Hiroki Kuroda plans to start Monday but says he might not be 100 percent
DETROIT -- Hiroki Kuroda declared himself set to start Monday's game in Cleveland. But the righthander, injured Wednesday when his right middle finger was grazed by a line drive, said he can't say for sure that the finger is 100 percent.
"I would be lying if I said nothing is bothering me," Kuroda said before Sunday's game. "But it's something I have to deal with."
Kuroda threw his regularly scheduled bullpen session Friday and came through it without any problems, he and pitching coach Larry Rothschild said. But Kuroda also knows that bullpen sessions are one thing and games are another. "Nothing specific," he said of what doesn't feel right. "But until I go on the mound, I won't know [I'm healthy], so that's something I'm concerned about until I do it."
Nuñez again a no-go
Eduardo Nuñez, who left Friday's game after being hit by a pitch in his right biceps, tried to throw before Sunday's game. "I can't," he said shortly after trying. "I hope tomorrow I can. It still feels sore." Nuñez, unlikely to play Monday, pinch ran in the eighth and scored on Ichiro Suzuki's sacrifice fly.
In the first of season-long tributes to Mariano Rivera on the road, the closer was honored before Sunday's game. Tigers manager Jim Leyland presented pictures of the 43-year-old pitching at Comerica Park and Tiger Stadium, with a bottle of dirt from the pitcher's mound of both ballparks.
"Dirt from both stadiums," said Rivera, who allowed two hits but no runs in the ninth inning in a non-save situation. "That was neat. That will take a good place in my house."
The closer was appreciative of the standing ovation he received from the fans and Leyland's gifts. "He just said, 'Thank you,' " Rivera said. "I have so much respect for that man and what he represents. I was thankful."

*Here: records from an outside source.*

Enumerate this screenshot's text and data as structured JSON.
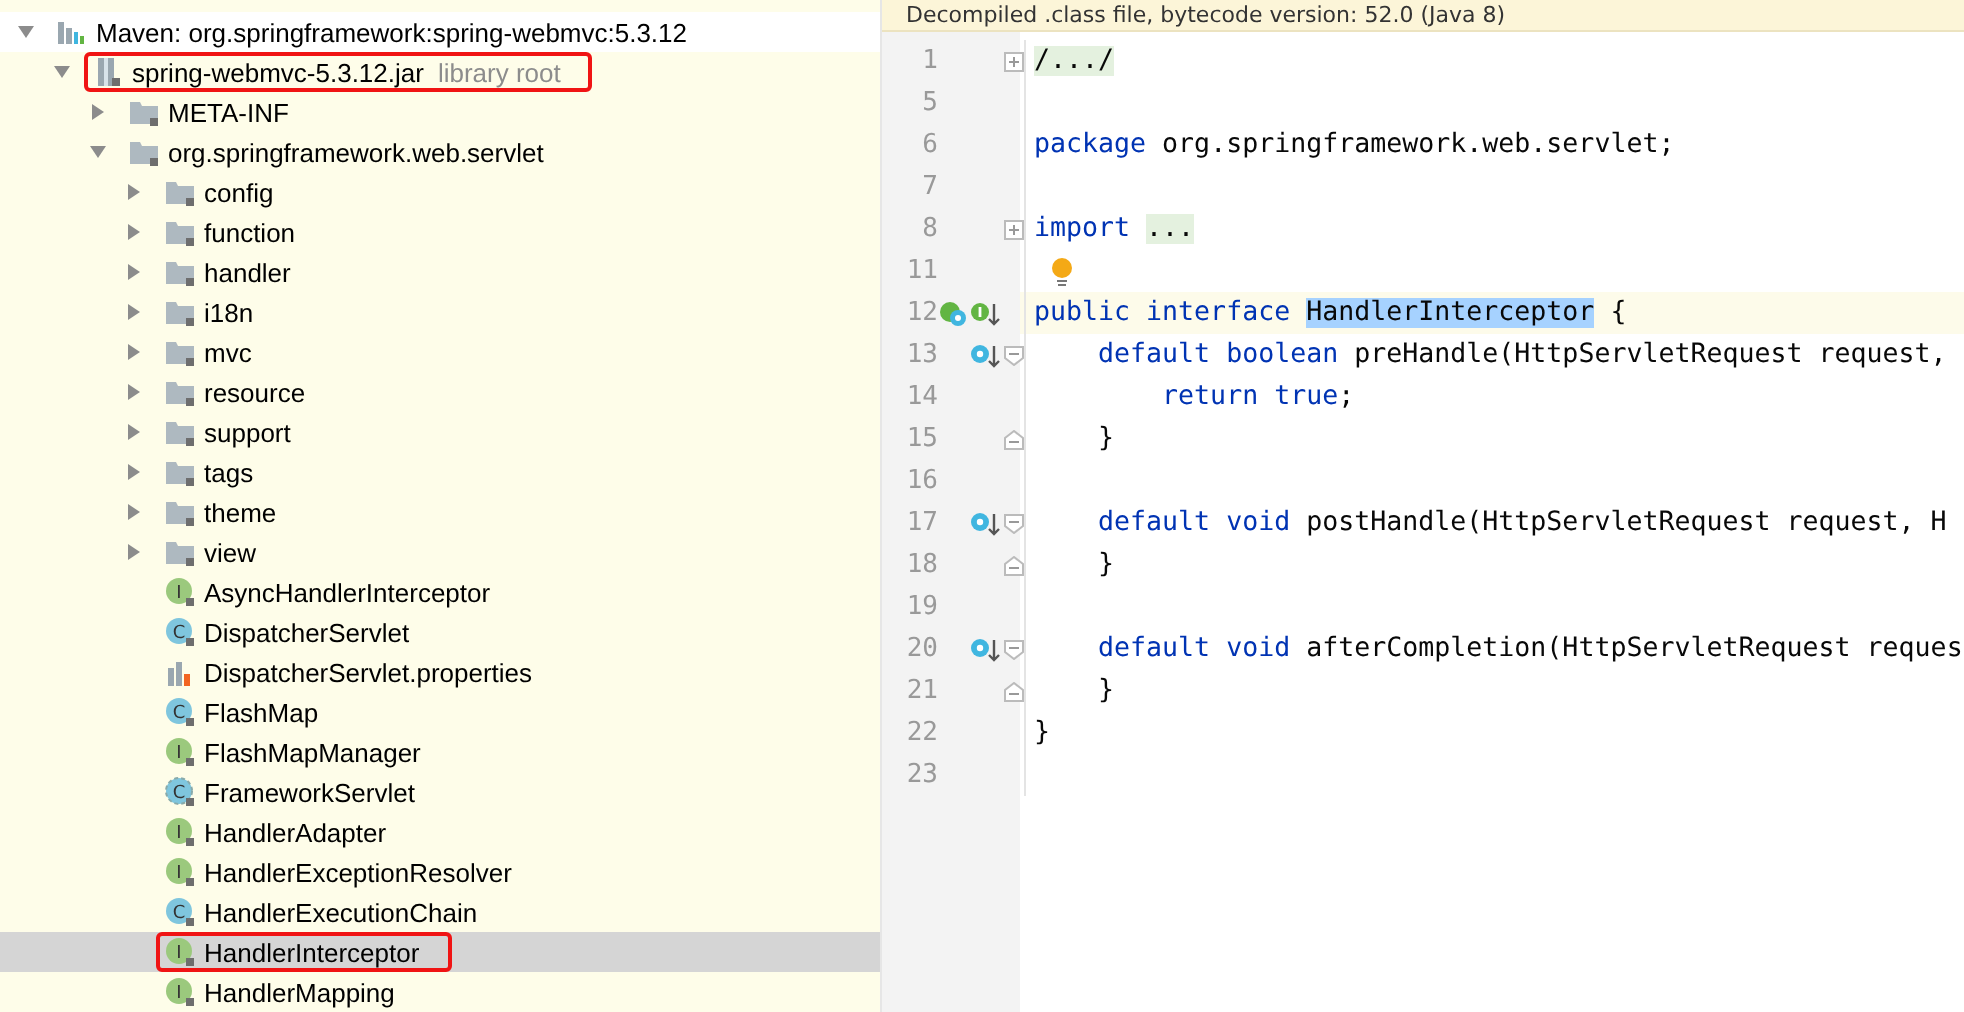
{
  "project_tree": [
    {
      "label": "Maven: org.springframework:spring-webmvc:5.3.12",
      "kind": "library",
      "expanded": true,
      "selected": false,
      "annotated": false,
      "children": [
        {
          "label": "spring-webmvc-5.3.12.jar",
          "hint": "library root",
          "kind": "jar",
          "expanded": true,
          "selected": false,
          "annotated": true,
          "children": [
            {
              "label": "META-INF",
              "kind": "folder",
              "expanded": false,
              "selected": false,
              "annotated": false
            },
            {
              "label": "org.springframework.web.servlet",
              "kind": "folder",
              "expanded": true,
              "selected": false,
              "annotated": false,
              "children": [
                {
                  "label": "config",
                  "kind": "folder",
                  "expanded": false,
                  "selected": false,
                  "annotated": false
                },
                {
                  "label": "function",
                  "kind": "folder",
                  "expanded": false,
                  "selected": false,
                  "annotated": false
                },
                {
                  "label": "handler",
                  "kind": "folder",
                  "expanded": false,
                  "selected": false,
                  "annotated": false
                },
                {
                  "label": "i18n",
                  "kind": "folder",
                  "expanded": false,
                  "selected": false,
                  "annotated": false
                },
                {
                  "label": "mvc",
                  "kind": "folder",
                  "expanded": false,
                  "selected": false,
                  "annotated": false
                },
                {
                  "label": "resource",
                  "kind": "folder",
                  "expanded": false,
                  "selected": false,
                  "annotated": false
                },
                {
                  "label": "support",
                  "kind": "folder",
                  "expanded": false,
                  "selected": false,
                  "annotated": false
                },
                {
                  "label": "tags",
                  "kind": "folder",
                  "expanded": false,
                  "selected": false,
                  "annotated": false
                },
                {
                  "label": "theme",
                  "kind": "folder",
                  "expanded": false,
                  "selected": false,
                  "annotated": false
                },
                {
                  "label": "view",
                  "kind": "folder",
                  "expanded": false,
                  "selected": false,
                  "annotated": false
                },
                {
                  "label": "AsyncHandlerInterceptor",
                  "kind": "interface",
                  "icon_letter": "I",
                  "selected": false,
                  "annotated": false
                },
                {
                  "label": "DispatcherServlet",
                  "kind": "class",
                  "icon_letter": "C",
                  "selected": false,
                  "annotated": false
                },
                {
                  "label": "DispatcherServlet.properties",
                  "kind": "properties",
                  "selected": false,
                  "annotated": false
                },
                {
                  "label": "FlashMap",
                  "kind": "class",
                  "icon_letter": "C",
                  "selected": false,
                  "annotated": false
                },
                {
                  "label": "FlashMapManager",
                  "kind": "interface",
                  "icon_letter": "I",
                  "selected": false,
                  "annotated": false
                },
                {
                  "label": "FrameworkServlet",
                  "kind": "abstract-class",
                  "icon_letter": "C",
                  "selected": false,
                  "annotated": false
                },
                {
                  "label": "HandlerAdapter",
                  "kind": "interface",
                  "icon_letter": "I",
                  "selected": false,
                  "annotated": false
                },
                {
                  "label": "HandlerExceptionResolver",
                  "kind": "interface",
                  "icon_letter": "I",
                  "selected": false,
                  "annotated": false
                },
                {
                  "label": "HandlerExecutionChain",
                  "kind": "class",
                  "icon_letter": "C",
                  "selected": false,
                  "annotated": false
                },
                {
                  "label": "HandlerInterceptor",
                  "kind": "interface",
                  "icon_letter": "I",
                  "selected": true,
                  "annotated": true
                },
                {
                  "label": "HandlerMapping",
                  "kind": "interface",
                  "icon_letter": "I",
                  "selected": false,
                  "annotated": false
                }
              ]
            }
          ]
        }
      ]
    }
  ],
  "editor": {
    "banner": "Decompiled .class file, bytecode version: 52.0 (Java 8)",
    "lines": [
      {
        "number": "1",
        "folded": true,
        "segments": [
          {
            "text": "/.../",
            "kind": "folded"
          }
        ]
      },
      {
        "number": "5"
      },
      {
        "number": "6",
        "segments": [
          {
            "text": "package ",
            "kind": "keyword"
          },
          {
            "text": "org.springframework.web.servlet;",
            "kind": "plain"
          }
        ]
      },
      {
        "number": "7"
      },
      {
        "number": "8",
        "folded": true,
        "segments": [
          {
            "text": "import ",
            "kind": "keyword"
          },
          {
            "text": "...",
            "kind": "folded"
          }
        ]
      },
      {
        "number": "11",
        "intention": true
      },
      {
        "number": "12",
        "current": true,
        "implemented_marker": true,
        "implements_marker": true,
        "segments": [
          {
            "text": "public interface ",
            "kind": "keyword"
          },
          {
            "text": "HandlerInterceptor",
            "kind": "highlight"
          },
          {
            "text": " {",
            "kind": "plain"
          }
        ]
      },
      {
        "number": "13",
        "overridden_marker": true,
        "fold_start": true,
        "segments": [
          {
            "text": "    default boolean",
            "kind": "keyword"
          },
          {
            "text": " preHandle(HttpServletRequest request,",
            "kind": "plain"
          }
        ]
      },
      {
        "number": "14",
        "segments": [
          {
            "text": "        return true",
            "kind": "keyword"
          },
          {
            "text": ";",
            "kind": "plain"
          }
        ]
      },
      {
        "number": "15",
        "fold_end": true,
        "segments": [
          {
            "text": "    }",
            "kind": "plain"
          }
        ]
      },
      {
        "number": "16"
      },
      {
        "number": "17",
        "overridden_marker": true,
        "fold_start": true,
        "segments": [
          {
            "text": "    default void",
            "kind": "keyword"
          },
          {
            "text": " postHandle(HttpServletRequest request, H",
            "kind": "plain"
          }
        ]
      },
      {
        "number": "18",
        "fold_end": true,
        "segments": [
          {
            "text": "    }",
            "kind": "plain"
          }
        ]
      },
      {
        "number": "19"
      },
      {
        "number": "20",
        "overridden_marker": true,
        "fold_start": true,
        "segments": [
          {
            "text": "    default void",
            "kind": "keyword"
          },
          {
            "text": " afterCompletion(HttpServletRequest reques",
            "kind": "plain"
          }
        ]
      },
      {
        "number": "21",
        "fold_end": true,
        "segments": [
          {
            "text": "    }",
            "kind": "plain"
          }
        ]
      },
      {
        "number": "22",
        "segments": [
          {
            "text": "}",
            "kind": "plain"
          }
        ]
      },
      {
        "number": "23"
      }
    ]
  }
}
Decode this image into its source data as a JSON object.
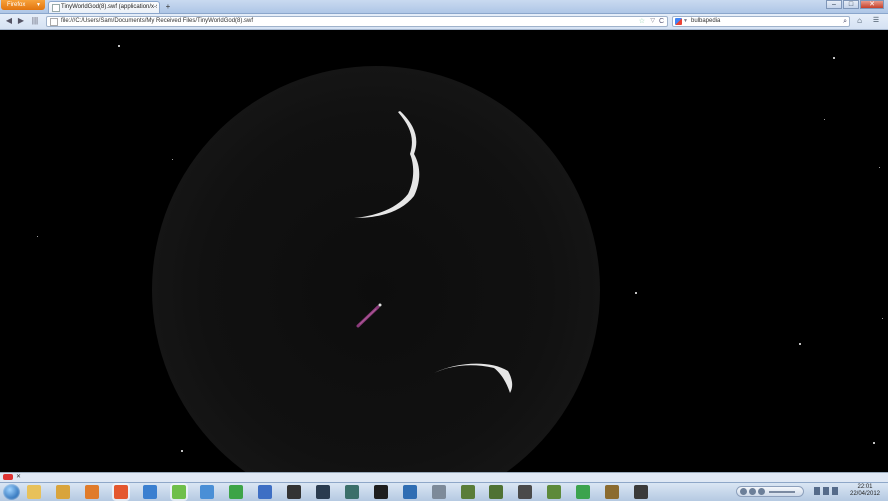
{
  "browser": {
    "app_button_label": "Firefox",
    "app_button_arrow": "▼",
    "tab": {
      "title": "TinyWorldGod(8).swf (application/x-sho...",
      "favicon": "page-icon"
    },
    "new_tab_label": "+",
    "window_controls": {
      "minimize": "–",
      "maximize": "□",
      "close": "✕"
    },
    "nav": {
      "back": "◀",
      "forward": "▶",
      "history": "|||"
    },
    "url": "file:///C:/Users/Sam/Documents/My Received Files/TinyWorldGod(8).swf",
    "url_icons": {
      "bookmark": "☆",
      "dropdown": "▽",
      "reload": "C"
    },
    "search": {
      "engine": "google-icon",
      "dropdown": "▼",
      "value": "bulbapedia",
      "go": "⌕"
    },
    "home": "⌂",
    "menu": "☰"
  },
  "game": {
    "planet": "dark-planet",
    "figures": [
      "white-worm-top",
      "white-worm-bottom",
      "purple-creature"
    ]
  },
  "notification_strip": {
    "close": "✕"
  },
  "taskbar": {
    "pinned": [
      {
        "name": "windows-explorer-icon",
        "color": "#e8c15a"
      },
      {
        "name": "folder-icon",
        "color": "#d9a43c"
      },
      {
        "name": "media-player-icon",
        "color": "#e07b2a"
      },
      {
        "name": "firefox-icon",
        "color": "#e4572e"
      },
      {
        "name": "itunes-icon",
        "color": "#3a7fd0"
      },
      {
        "name": "messenger-icon",
        "color": "#6fbf4a"
      },
      {
        "name": "windows-live-icon",
        "color": "#4a8fd6"
      },
      {
        "name": "utorrent-icon",
        "color": "#3da447"
      },
      {
        "name": "game-launcher-icon",
        "color": "#3e6fc4"
      },
      {
        "name": "app-icon-dark",
        "color": "#333333"
      },
      {
        "name": "steam-icon",
        "color": "#2a3b4f"
      },
      {
        "name": "app-icon-teal",
        "color": "#3b6f6a"
      },
      {
        "name": "app-icon-black",
        "color": "#1e1e1e"
      },
      {
        "name": "app-icon-blue",
        "color": "#2f6db3"
      },
      {
        "name": "app-icon-grey",
        "color": "#7d8a99"
      },
      {
        "name": "minecraft-icon",
        "color": "#5a7d38"
      },
      {
        "name": "minecraft-icon-2",
        "color": "#4f7233"
      },
      {
        "name": "app-icon-cube",
        "color": "#4a4a4a"
      },
      {
        "name": "app-icon-ruby",
        "color": "#5d8a3a"
      },
      {
        "name": "app-icon-green",
        "color": "#3ca34d"
      },
      {
        "name": "warcraft-icon",
        "color": "#8b6b2f"
      },
      {
        "name": "world-of-tanks-icon",
        "color": "#3a3a3a"
      }
    ],
    "clock": {
      "time": "22:01",
      "date": "22/04/2012"
    }
  }
}
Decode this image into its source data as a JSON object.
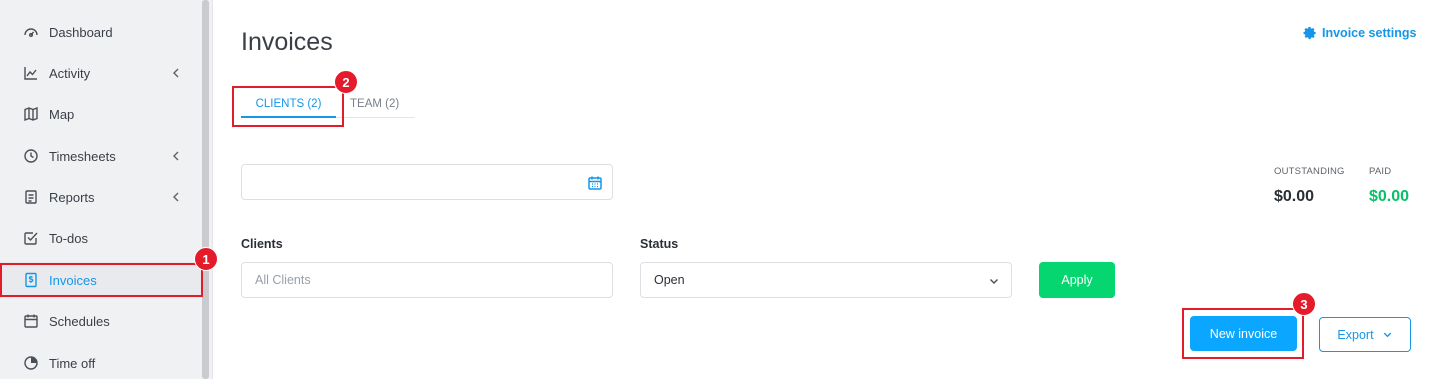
{
  "sidebar": {
    "items": [
      {
        "label": "Dashboard",
        "icon": "dashboard-icon"
      },
      {
        "label": "Activity",
        "icon": "activity-icon",
        "expandable": true
      },
      {
        "label": "Map",
        "icon": "map-icon"
      },
      {
        "label": "Timesheets",
        "icon": "clock-icon",
        "expandable": true
      },
      {
        "label": "Reports",
        "icon": "report-icon",
        "expandable": true
      },
      {
        "label": "To-dos",
        "icon": "checkbox-icon"
      },
      {
        "label": "Invoices",
        "icon": "invoice-icon",
        "active": true
      },
      {
        "label": "Schedules",
        "icon": "calendar-icon"
      },
      {
        "label": "Time off",
        "icon": "pie-icon"
      }
    ]
  },
  "page": {
    "title": "Invoices",
    "settings_link": "Invoice settings"
  },
  "tabs": [
    {
      "label": "CLIENTS (2)",
      "active": true
    },
    {
      "label": "TEAM (2)",
      "active": false
    }
  ],
  "date_range": {
    "value": "",
    "icon": "calendar-icon"
  },
  "stats": {
    "outstanding_label": "OUTSTANDING",
    "outstanding_value": "$0.00",
    "paid_label": "PAID",
    "paid_value": "$0.00"
  },
  "filters": {
    "clients_label": "Clients",
    "clients_placeholder": "All Clients",
    "status_label": "Status",
    "status_value": "Open",
    "apply_label": "Apply"
  },
  "actions": {
    "new_invoice_label": "New invoice",
    "export_label": "Export"
  },
  "callouts": [
    "1",
    "2",
    "3"
  ],
  "colors": {
    "accent": "#1596e8",
    "paid_green": "#06c167",
    "apply_green": "#06d66f",
    "primary_button": "#0aa6ff",
    "callout_red": "#e31b2b"
  }
}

Travis Hafner, who spent 10 years in Cleveland before joining the Yankees in the offseason, is looking forward to this week's four-game series at Progressive Field. "A lot of good memories," said Hafner, who still resides there with his wife and two sons. "Get to stay at home and see a lot of people."